Politician outreach to faith communities strengthened in recent years following the election and re-election of President George W. Bush. Senators, governors and mayors frequent churches, ministries and organizations, and hire specialized staff that studies ways to attract religious voters.
Oddly, while politicians are leaving Washington to reach the pews, evangelical Christians are bringing the tide back to the capitol with Bible studies and prayer ministries aimed at teaching the elected officials.
The Presbyterian Church in America, for example, established a new Capitol Service ministry to share the gospel with influential people who govern both nationally and internationally.
The program helps PCA-related churches and presbyteries share the gospel with government employees by establishing relationships with people in power, according to the denominations publication, By Faith online. It provides a healthy, non-partisan means of connecting the Church with members of government and will facilitate intelligent prayer by the Body of Christ for those serving in government.
Through prayer and Bible studies, it is the hope of the PCA that government workers will develop a biblical consciousness and more importantly a Christian worldview.
Chuck Garriott, who leads Capitol Services, said the effort would help his church develop greater opportunities to impact millions.
In the last six weeks alone, I have met with 12 different pastors (and churches) throughout the U.S. who are interested in developing ministry to government in state capitols. These PCA ministries are developing a vision for seeing the gospel intentionally applied to those in government, said Garriott.
Another ministry serving in this capacity is the Center for Christian Statesmanship (CCS). A division of Coral Ridge Ministries, CCS prays for government officials throughout the year and hosts luncheons where officials are able to pray.

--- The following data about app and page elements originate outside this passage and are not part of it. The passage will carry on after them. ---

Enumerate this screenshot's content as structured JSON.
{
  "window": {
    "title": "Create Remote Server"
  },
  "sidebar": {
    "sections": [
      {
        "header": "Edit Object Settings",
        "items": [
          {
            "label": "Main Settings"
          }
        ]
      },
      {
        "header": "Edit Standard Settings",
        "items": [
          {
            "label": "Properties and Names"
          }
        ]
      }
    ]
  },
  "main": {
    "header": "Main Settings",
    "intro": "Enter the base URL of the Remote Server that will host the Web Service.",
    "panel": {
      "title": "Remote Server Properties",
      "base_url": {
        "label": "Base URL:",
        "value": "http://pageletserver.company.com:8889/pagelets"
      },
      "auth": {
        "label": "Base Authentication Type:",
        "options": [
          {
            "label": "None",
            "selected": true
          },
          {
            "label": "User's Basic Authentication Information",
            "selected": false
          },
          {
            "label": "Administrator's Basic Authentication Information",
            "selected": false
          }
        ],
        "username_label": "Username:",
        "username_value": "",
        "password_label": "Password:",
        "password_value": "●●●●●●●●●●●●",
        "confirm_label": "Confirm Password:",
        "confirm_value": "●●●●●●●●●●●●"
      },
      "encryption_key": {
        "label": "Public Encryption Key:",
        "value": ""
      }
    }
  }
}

"It is my hope that congressional aides who heard his message will be motivated to consider daily how their faith must impact their public and private lives," said George Roller, on staff with CCS.